The war to control cosmetic medicine that's been raging between plastic surgeons and dermatologists has a new additon, aesthetic physicians. And here's one derm that doesn't like it.
LS posted this comment on: Botox certification for family Practitioners
"When I graduated from med school, only me and another guy got into a derm residency - and he had a PhD in Immunology before getting into med school. The OB's and FP's were at the bottom of the class. Now they want to get into cosmetic dermatology for the money - but they are NOT TRAINED to do anything with skin. Derm is a 3 year residency - these people know so little they don't have a clue how little they know. Studies have shown that when primary care physicians get minimal (like 4-6 weeks) of Derm training, they begin to see that it's an incredibly complex field of which they know not, and the number of referrals to derms INCREASES - the more training they receive, the more they refer.
The Cosmetic companies and laser companies are all in it for the money so they don't care WHO they sell to. This is all going to change - the policy makers are already working on it so these FP's etc who are going into it better have their own practice of sore throats and earaches to fall back on since the balloon is about to bust."
LS has a point. Dermatology is a specialty.
It's also the study of 'diseases of the skin', not Botox and laser hair removal.
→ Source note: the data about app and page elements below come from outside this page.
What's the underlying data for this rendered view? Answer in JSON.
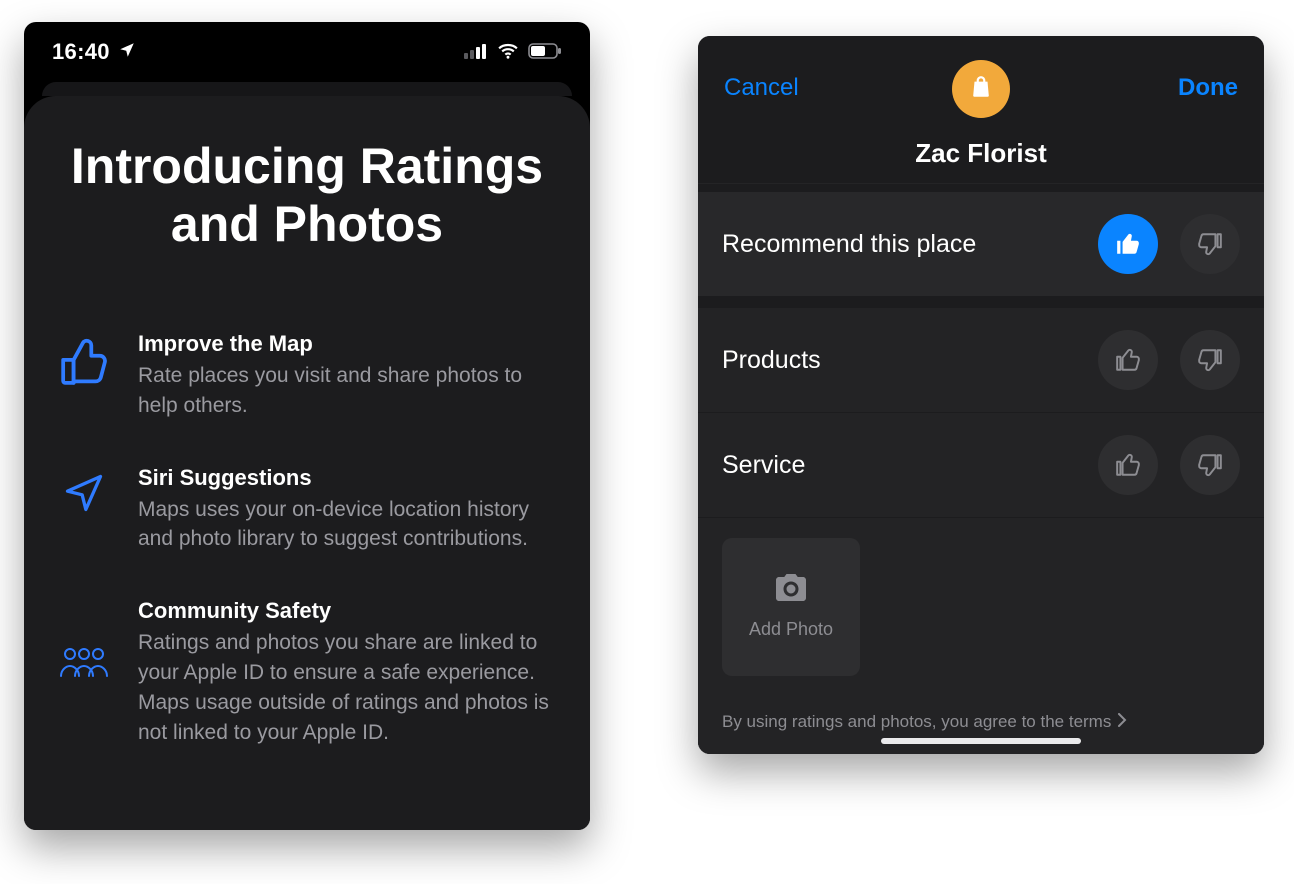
{
  "left": {
    "status": {
      "time": "16:40"
    },
    "intro": {
      "title": "Introducing Ratings and Photos",
      "features": [
        {
          "heading": "Improve the Map",
          "body": "Rate places you visit and share photos to help others."
        },
        {
          "heading": "Siri Suggestions",
          "body": "Maps uses your on-device location history and photo library to suggest contributions."
        },
        {
          "heading": "Community Safety",
          "body": "Ratings and photos you share are linked to your Apple ID to ensure a safe experience. Maps usage outside of ratings and photos is not linked to your Apple ID."
        }
      ]
    }
  },
  "right": {
    "header": {
      "cancel": "Cancel",
      "done": "Done",
      "place": "Zac Florist"
    },
    "rows": {
      "recommend": "Recommend this place",
      "products": "Products",
      "service": "Service"
    },
    "add_photo": "Add Photo",
    "terms": "By using ratings and photos, you agree to the terms",
    "colors": {
      "accent": "#0a84ff",
      "badge": "#f2a93b"
    }
  }
}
Although some medical schools are geting into this, Dermatologists generally get training in cosmetic procedures the same as other doctors... see one, do one, teach one.
Dermatologists are physicians (medical doctors) specializing in the diagnosis and treatment of diseases and tumors of the skin and its appendages...
Pediatric dermatologists specialize in the diagnoses and treatment of skin disease in children. Immunodermatologists specialize in the diagnosis and management of skin diseases driven by an altered immune system including blistering (bullous) diseases like pemphigus. In addition, there are a wide range of congenital syndromes managed by dermatologists.
LS is right that Florida has passed legislation, but it's going to be harder to enforce than keeping Paris Hilton at home.
There's also something of a conflict in that dermatologists are trained to treat medical problems like skin cancer. With skin cancer the fastest growing cancer in the US, there's a train or thought that says dermatologists should focus on where they can do the most good, not where they can make the most money. Of course that's not the real world either.